The leader of the Economic Freedom Fighters whose followers wear bright red colors is now described as a potent challenge to the ruling African National Congress.
And as South Africans go to the polls on Wednesday, Malema, 38, who is appealing to South Africa’s youth.
He has repeatedly argued that although blacks returned to power in 1994 with the election of the late charismatic leader Nelson Mandela, the economic power has remained exclusively in the hands of the minority whites, backed by the West.
Malema is having such a huge impact that although the EFF may not win power in the Wednesday elections , the party’s populist stance has pulled the governing ANC to the left.
According to the Associated Press, “as South Africans prepare to vote on Wednesday in what is expected to be a hotly contested national election, the EFF is once again a potential game-changer. Various polls indicate the party may increase its share of the vote to at least 12%, cutting further into the ANC’s support”.
“When a group of rebellious youths broke away from the ANC in 2013, few saw their new party as the beginning of a realignment of the country’s politics.
“But eight months later, the EFF secured 6% of the vote in the 2014 national elections, making it the country’s third biggest political party with 29 representatives in parliament. Two years later in municipal elections the EFF was central to ushering in a new era of coalition politics, exposing the ANC as vulnerable after nearly a quarter-century in power,” AP added.
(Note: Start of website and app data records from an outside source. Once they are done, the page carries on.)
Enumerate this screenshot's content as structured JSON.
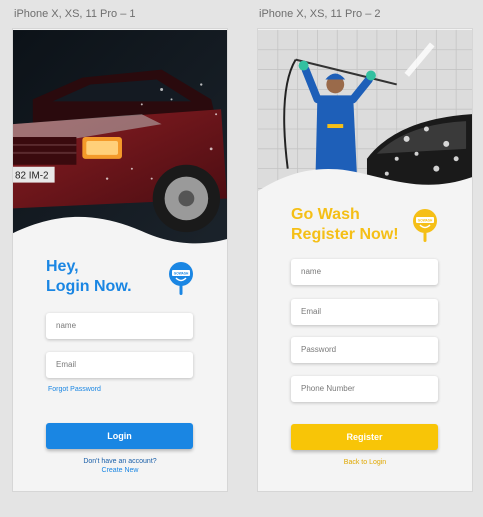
{
  "artboards": [
    {
      "title": "iPhone X, XS, 11 Pro – 1",
      "heading_line1": "Hey,",
      "heading_line2": "Login Now.",
      "logo_text": "GOWASH",
      "fields": [
        {
          "placeholder": "name"
        },
        {
          "placeholder": "Email"
        }
      ],
      "forgot_password": "Forgot Password",
      "button_label": "Login",
      "footer_line1": "Don't have an account?",
      "footer_line2": "Create New",
      "accent_color": "#1a86e3"
    },
    {
      "title": "iPhone X, XS, 11 Pro – 2",
      "heading_line1": "Go Wash",
      "heading_line2": "Register Now!",
      "logo_text": "GOWASH",
      "fields": [
        {
          "placeholder": "name"
        },
        {
          "placeholder": "Email"
        },
        {
          "placeholder": "Password"
        },
        {
          "placeholder": "Phone Number"
        }
      ],
      "button_label": "Register",
      "footer_line1": "Back to Login",
      "accent_color": "#f8c507"
    }
  ]
}
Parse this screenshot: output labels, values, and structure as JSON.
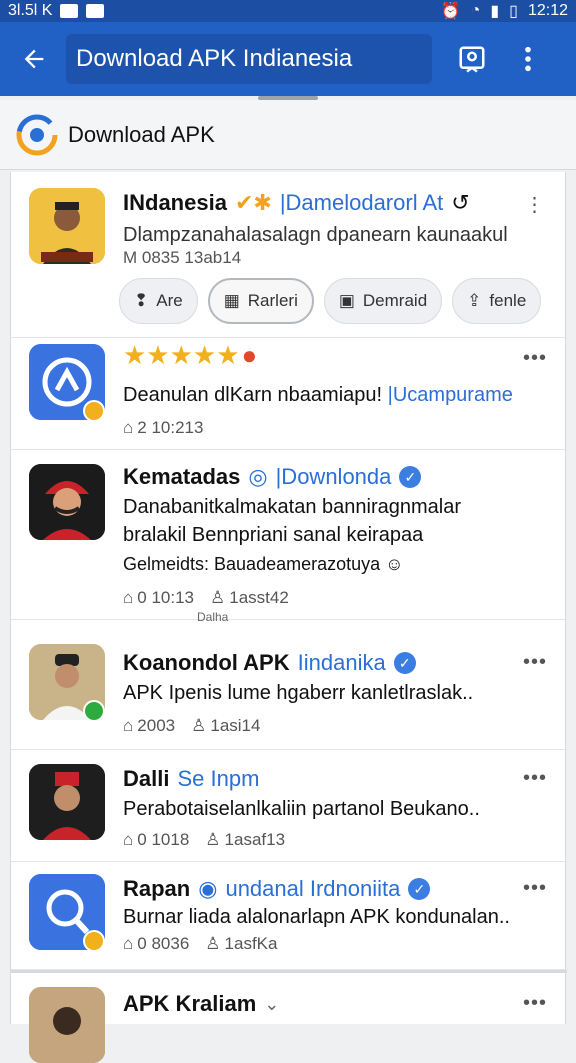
{
  "status_bar": {
    "left_text": "3l.5l K",
    "time": "12:12"
  },
  "app_bar": {
    "search_value": "Download APK Indianesia"
  },
  "header": {
    "title": "Download APK"
  },
  "items": [
    {
      "title": "INdanesia",
      "source": "|Damelodarorl At",
      "desc": "Dlampzanahalasalagn dpanearn kaunaakul",
      "meta": "M 0835  13ab14",
      "chips": [
        "Are",
        "Rarleri",
        "Demraid",
        "fenle"
      ]
    },
    {
      "rating_stars": 5,
      "desc_a": "Deanulan dlKarn nbaamiapu! ",
      "desc_b": "|Ucampurame",
      "meta1": "2 10:213"
    },
    {
      "title": "Kematadas",
      "source": "|Downlonda",
      "desc_line1": "Danabanitkalmakatan banniragnmalar",
      "desc_line2": "bralakil Bennpriani sanal keirapaa",
      "desc_line3": "Gelmeidts: Bauadeamerazotuya",
      "meta1": "0 10:13",
      "meta2": "1asst42",
      "sub_label": "Dalha"
    },
    {
      "title": "Koanondol APK",
      "source": "Iindanika",
      "desc": "APK Ipenis lume hgaberr kanletlraslak..",
      "meta1": "2003",
      "meta2": "1asi14"
    },
    {
      "title": "Dalli",
      "source": "Se Inpm",
      "desc": "Perabotaiselanlkaliin partanol Beukano..",
      "meta1": "0 1018",
      "meta2": "1asaf13"
    },
    {
      "title": "Rapan",
      "source": "undanal Irdnoniita",
      "desc": "Burnar liada alalonarlapn APK kondunalan..",
      "meta1": "0 8036",
      "meta2": "1asfKa"
    },
    {
      "title": "APK Kraliam"
    }
  ],
  "colors": {
    "app_bar": "#2160c4",
    "accent": "#3b7de0",
    "star": "#f2b01e"
  }
}
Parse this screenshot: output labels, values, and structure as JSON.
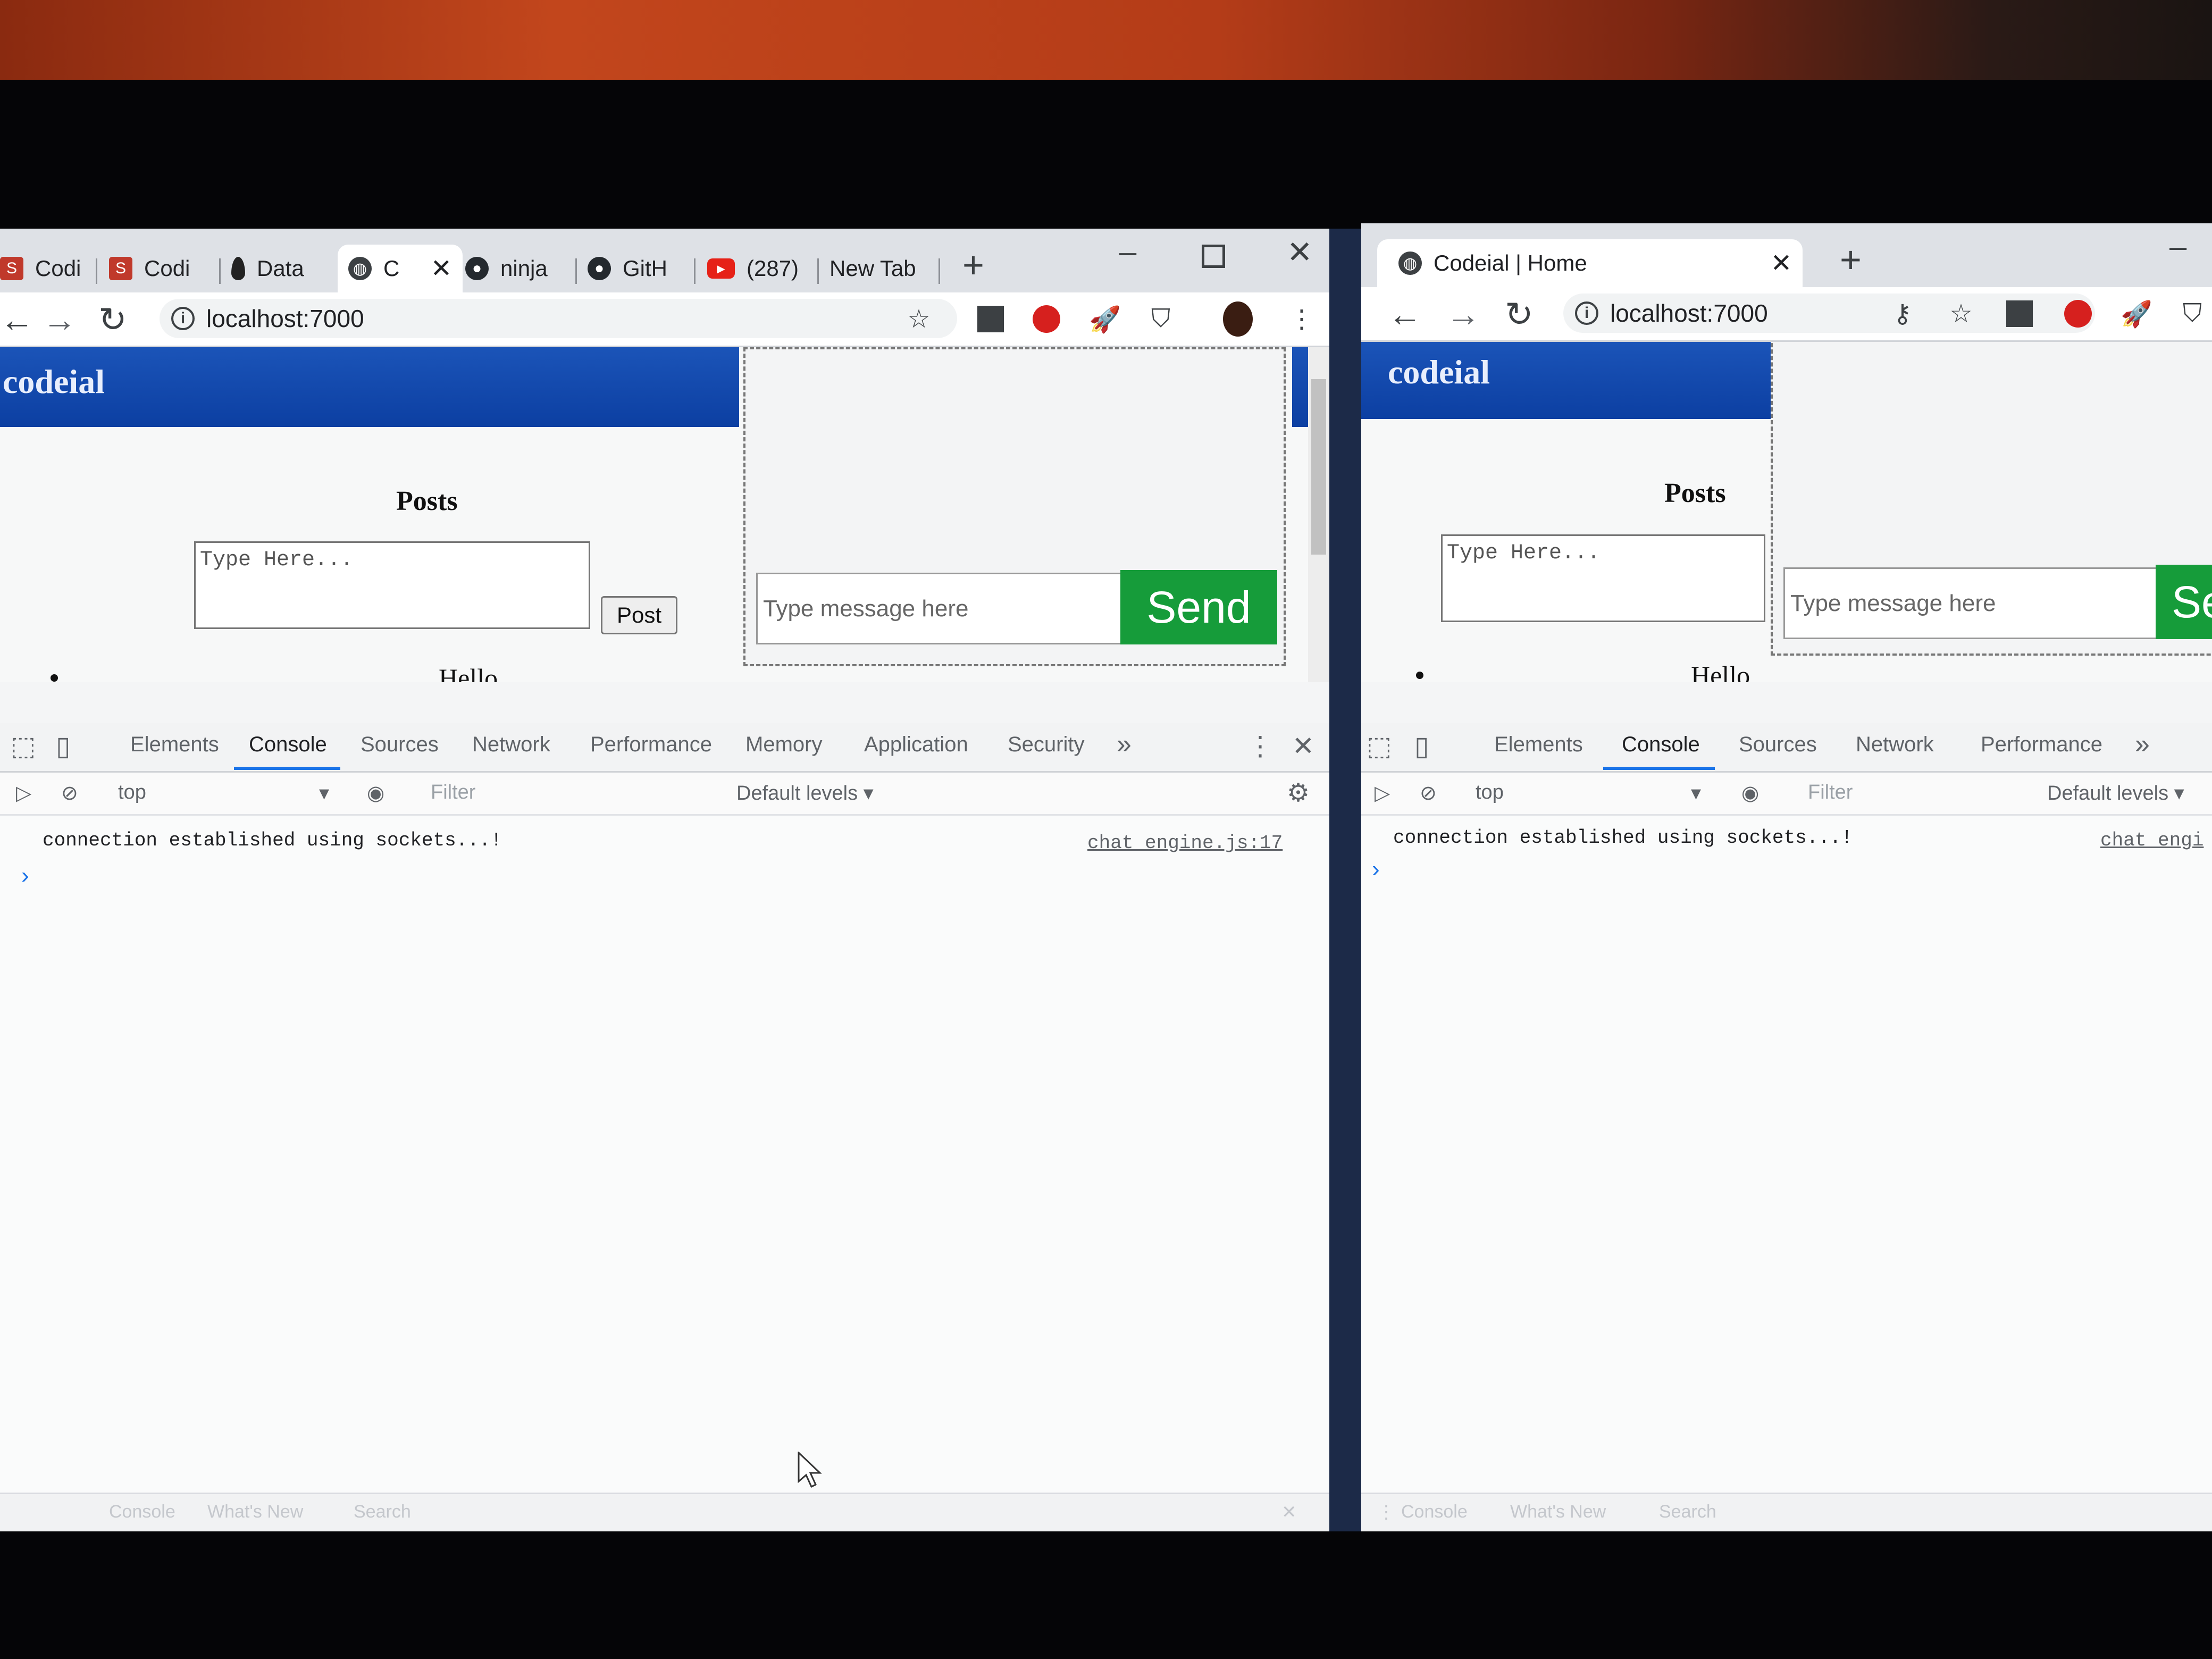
{
  "left_window": {
    "tabs": [
      {
        "label": "Codi",
        "icon": "codingninjas-icon"
      },
      {
        "label": "Codi",
        "icon": "codingninjas-icon"
      },
      {
        "label": "Data",
        "icon": "mongodb-leaf-icon"
      },
      {
        "label": "C",
        "icon": "globe-icon",
        "active": true
      },
      {
        "label": "ninja",
        "icon": "github-icon"
      },
      {
        "label": "GitH",
        "icon": "github-icon"
      },
      {
        "label": "(287)",
        "icon": "youtube-icon"
      },
      {
        "label": "New Tab",
        "icon": ""
      }
    ],
    "url": "localhost:7000",
    "page": {
      "brand": "codeial",
      "posts_title": "Posts",
      "post_placeholder": "Type Here...",
      "post_button": "Post",
      "first_post": "Hello",
      "chat_placeholder": "Type message here",
      "send_label": "Send"
    },
    "devtools": {
      "tabs": [
        "Elements",
        "Console",
        "Sources",
        "Network",
        "Performance",
        "Memory",
        "Application",
        "Security"
      ],
      "active_tab": "Console",
      "context": "top",
      "filter_placeholder": "Filter",
      "levels": "Default levels ▾",
      "log": "connection established using sockets...!",
      "log_source": "chat_engine.js:17",
      "drawer_tabs": [
        "Console",
        "What's New",
        "Search"
      ]
    }
  },
  "right_window": {
    "tab_title": "Codeial | Home",
    "url": "localhost:7000",
    "page": {
      "brand": "codeial",
      "posts_title": "Posts",
      "post_placeholder": "Type Here...",
      "first_post": "Hello",
      "chat_placeholder": "Type message here",
      "send_label": "Se"
    },
    "devtools": {
      "tabs": [
        "Elements",
        "Console",
        "Sources",
        "Network",
        "Performance"
      ],
      "active_tab": "Console",
      "context": "top",
      "filter_placeholder": "Filter",
      "levels": "Default levels ▾",
      "log": "connection established using sockets...!",
      "log_source": "chat_engi",
      "drawer_tabs": [
        "Console",
        "What's New",
        "Search"
      ]
    }
  },
  "colors": {
    "brand_blue": "#0c3fa2",
    "send_green": "#169c3a",
    "devtools_accent": "#1a73e8"
  }
}
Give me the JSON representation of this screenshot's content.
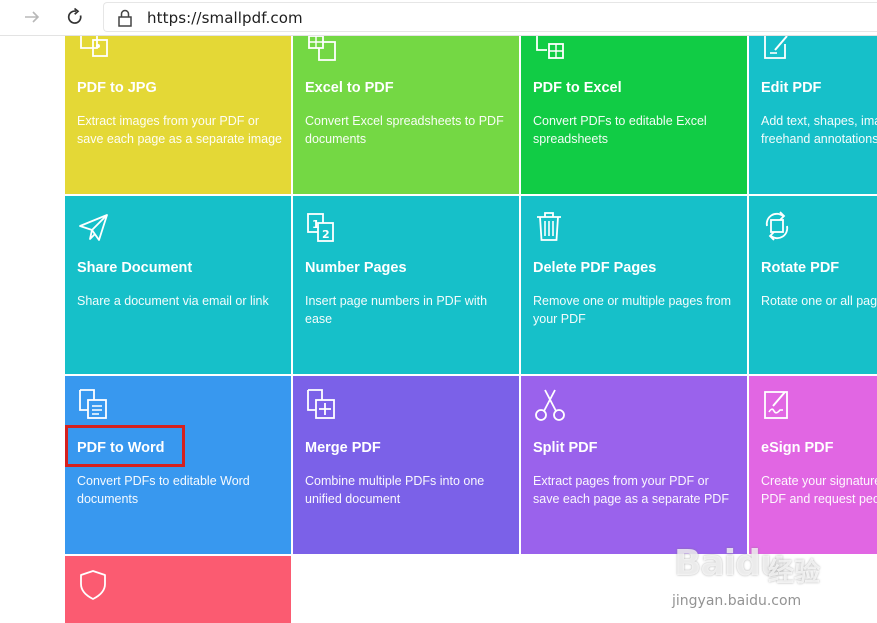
{
  "browser": {
    "url": "https://smallpdf.com"
  },
  "tiles": [
    {
      "title": "PDF to JPG",
      "desc": "Extract images from your PDF or save each page as a separate image",
      "color": "#e4d836",
      "icon": "jpg-image-icon"
    },
    {
      "title": "Excel to PDF",
      "desc": "Convert Excel spreadsheets to PDF documents",
      "color": "#74d844",
      "icon": "excel-sheet-icon"
    },
    {
      "title": "PDF to Excel",
      "desc": "Convert PDFs to editable Excel spreadsheets",
      "color": "#11cc45",
      "icon": "pdf-excel-icon"
    },
    {
      "title": "Edit PDF",
      "desc": "Add text, shapes, images and freehand annotations",
      "color": "#16c0c9",
      "icon": "edit-pen-icon"
    },
    {
      "title": "Share Document",
      "desc": "Share a document via email or link",
      "color": "#16c0c9",
      "icon": "paper-plane-icon"
    },
    {
      "title": "Number Pages",
      "desc": "Insert page numbers in PDF with ease",
      "color": "#16c0c9",
      "icon": "page-numbers-icon"
    },
    {
      "title": "Delete PDF Pages",
      "desc": "Remove one or multiple pages from your PDF",
      "color": "#16c0c9",
      "icon": "trash-icon"
    },
    {
      "title": "Rotate PDF",
      "desc": "Rotate one or all pages",
      "color": "#16c0c9",
      "icon": "rotate-icon"
    },
    {
      "title": "PDF to Word",
      "desc": "Convert PDFs to editable Word documents",
      "color": "#3898ef",
      "icon": "pdf-word-icon"
    },
    {
      "title": "Merge PDF",
      "desc": "Combine multiple PDFs into one unified document",
      "color": "#7b61e8",
      "icon": "merge-plus-icon"
    },
    {
      "title": "Split PDF",
      "desc": "Extract pages from your PDF or save each page as a separate PDF",
      "color": "#9a62ec",
      "icon": "scissors-icon"
    },
    {
      "title": "eSign PDF",
      "desc": "Create your signature, sign your PDF and request people to sign",
      "color": "#e166e3",
      "icon": "esign-icon"
    },
    {
      "title": "",
      "desc": "",
      "color": "#fb5b71",
      "icon": "shield-icon"
    }
  ],
  "highlight": {
    "color": "#d5201f",
    "target": "PDF to Word"
  },
  "watermark": {
    "brand": "Baidu",
    "product": "经验",
    "url": "jingyan.baidu.com"
  }
}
The EFF members wear red workers’ overalls in parliament to show they represent the interests of South Africa’s working class.
And with shouting, singing and other disruptive antics, the EFF representatives have been thrown out of parliament several times.
The EFF’s militant, rebellious stance in parliament and the courts is partly credited with the removal from office last year of former president Jacob Zuma after persistent allegations of corruption, AP says.